Lottery Facts


Lotteries are a cultural phenomenon, operating on all continents except Antarctica. They enjoy unprecedented popularity in the world of gambling. Legal in forty states, lotteries are widely accepted as harmless entertainment that raises money for the public good, rather than taxes. Opponents typically base their objections on religious or moral grounds, and may even abhor state-sponsored lotteries. Regardless of the reason, lotteries are a popular way for people to win big money.

History of U.S. lotteries

The United States has a long history of lotteries, first introduced in the colonies by British colonists. The Louisiana lottery was the first government lottery, but by the 1840s, anti-lottery sentiments were becoming more prevalent. By 1859, ten states outlawed lotteries altogether. The Louisiana Lottery Company derived 90% of its revenue from ticket sales across state lines, and its promoters were notorious for their corrupt practices.

The United States lottery is currently run by 48 jurisdictions, including 45 states, the District of Columbia, Puerto Rico, and the US Virgin Islands. Because lottery games are run by different states and jurisdictions, there is no federal lottery. State lotteries often operate together in consortiums to organize games that have a wider geographic footprint and carry larger jackpots. Two popular games are Mega Millions and Powerball, which are sold in almost every state.

Per capita spending on lottery tickets

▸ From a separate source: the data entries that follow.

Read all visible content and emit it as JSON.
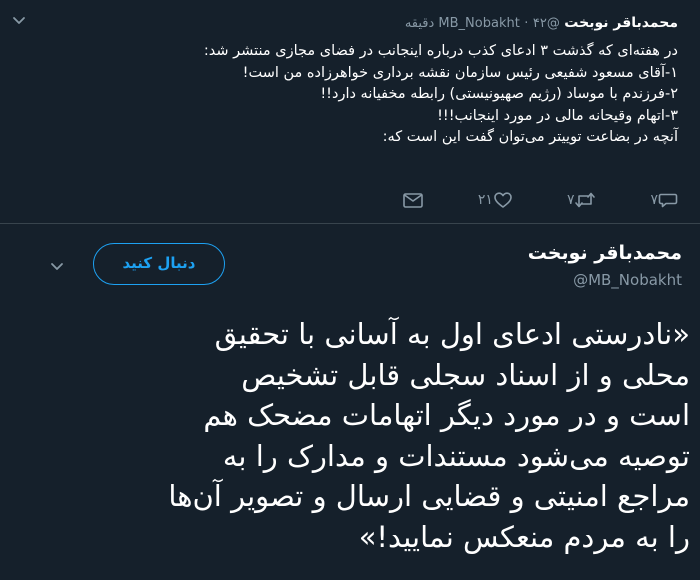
{
  "quoted_tweet": {
    "author_name": "محمدباقر نوبخت",
    "handle": "@MB_Nobakht",
    "separator": "·",
    "time": "۴۲ دقیقه",
    "lines": [
      "در هفته‌ای که گذشت ۳ ادعای کذب درباره اینجانب در فضای مجازی منتشر شد:",
      "۱-آقای مسعود شفیعی رئیس سازمان نقشه برداری خواهرزاده من است!",
      "۲-فرزندم با موساد (رژیم صهیونیستی) رابطه مخفیانه دارد!!",
      "۳-اتهام وقیحانه مالی در مورد اینجانب!!!",
      "آنچه در بضاعت توییتر می‌توان گفت این است که:"
    ],
    "actions": {
      "replies": "۷",
      "retweets": "۷",
      "likes": "۲۱"
    },
    "icons": {
      "reply": "reply-icon",
      "retweet": "retweet-icon",
      "like": "heart-icon",
      "message": "message-icon",
      "more": "chevron-down-icon"
    }
  },
  "main_tweet": {
    "author_name": "محمدباقر نوبخت",
    "handle": "@MB_Nobakht",
    "follow_label": "دنبال کنید",
    "lines": [
      "«نادرستی ادعای اول به آسانی با تحقیق",
      "محلی و از اسناد سجلی قابل تشخیص",
      "است و در مورد دیگر اتهامات مضحک هم",
      "توصیه می‌شود مستندات و مدارک را به",
      "مراجع امنیتی و قضایی ارسال و تصویر آن‌ها",
      "را به مردم منعکس نمایید!»"
    ]
  },
  "colors": {
    "background": "#15202b",
    "accent": "#1da1f2",
    "secondary_text": "#8899a6",
    "divider": "#38444d"
  }
}
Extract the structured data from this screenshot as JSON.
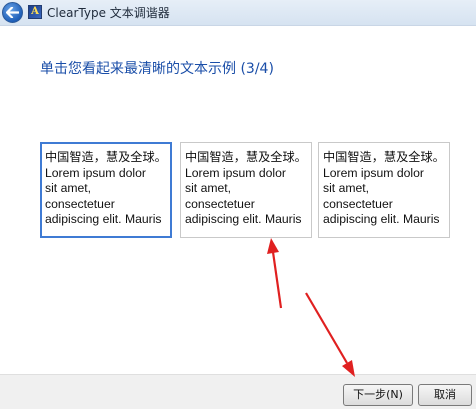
{
  "window": {
    "title": "ClearType 文本调谐器",
    "app_icon_glyph": "A",
    "back_icon": "back-arrow-icon"
  },
  "main": {
    "heading": "单击您看起来最清晰的文本示例 (3/4)"
  },
  "samples": [
    {
      "selected": true,
      "lines": [
        "中国智造，慧及全球。",
        "Lorem ipsum dolor",
        "sit amet,",
        "consectetuer",
        "adipiscing elit. Mauris"
      ]
    },
    {
      "selected": false,
      "lines": [
        "中国智造，慧及全球。",
        "Lorem ipsum dolor",
        "sit amet,",
        "consectetuer",
        "adipiscing elit. Mauris"
      ]
    },
    {
      "selected": false,
      "lines": [
        "中国智造，慧及全球。",
        "Lorem ipsum dolor",
        "sit amet,",
        "consectetuer",
        "adipiscing elit. Mauris"
      ]
    }
  ],
  "footer": {
    "next_label": "下一步(N)",
    "cancel_label": "取消"
  },
  "colors": {
    "heading": "#1a4ea8",
    "selected_border": "#3f7bd4",
    "annotation_arrow": "#e02020"
  }
}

Almost $70 billion was spent on lottery tickets in the United States in 2013. This money doesn’t go towards retirement savings, college tuition, or credit card debt. Instead, lottery players spend a large portion of their paychecks on tickets. This money represents ten percent of state collective budgets. Per capita spending on lottery tickets is disproportionately low in low-income communities. Here are some facts about lottery tickets in the United States.

During 2017, the average adult in the U.S. spent $320 on lottery tickets. That figure differs by state. For example, five states had median adult lottery spending of under $100, while five states saw the amount exceed $500. One state’s lottery revenue per capita almost reached $1,000. Those who live in these states are the ones who should be able to afford to buy a lottery ticket! And, if you are thinking about buying lottery tickets, you can now be one of those people!

Impact of income on participation in lotteries

A large survey examining lottery participation has recently reported that the wealth of lottery players is not correlated with their financial well-being. However, it is not clear whether this is due to the wealth of lottery players being unearned or because of the fact that the windfall is distributed among family members. However, the wealth of lottery players is considered unearned since it is different from household income. These results are relevant in current efforts to evaluate the benefits and costs of various policy proposals, such as basic income programs.

In addition, the research shows that lottery players with lower incomes are motivated by the urge to correct their social status. As such, the participants are more likely to purchase a lottery ticket if their relative income is lower than that of their peers. Despite the benefits of winning the jackpot, lottery participants with low incomes spend an average of $597 per year on tickets. This means that lottery tickets can be seen as a social equalizer that can help people improve their financial situations.

Taxes on lottery winnings

While winning the lottery is a dream come true for many, if you’re lucky enough to win a large jackpot, you’re going to have to pay taxes on your prize. Not just the federal government, but individual states, too. In New York, for example, you’ll have to pay taxes on your lottery winnings at a rate of between 8.82 percent and 82%. In other states, the tax rate is lower.

If you’re lucky enough to win the lottery, you can offset the state tax on your winnings with a federal deduction. However, the Tax Cuts and Jobs Act has made the itemized deduction limit only $10,000 for singles and $5,000 for married couples filing separately. If you win a lottery, that $10,000 deduction is a drop in the bucket. If you plan on living in the state where you won the lottery, you might want to think about paying the full amount of state and local tax, as it will be much higher than the federal tax rate.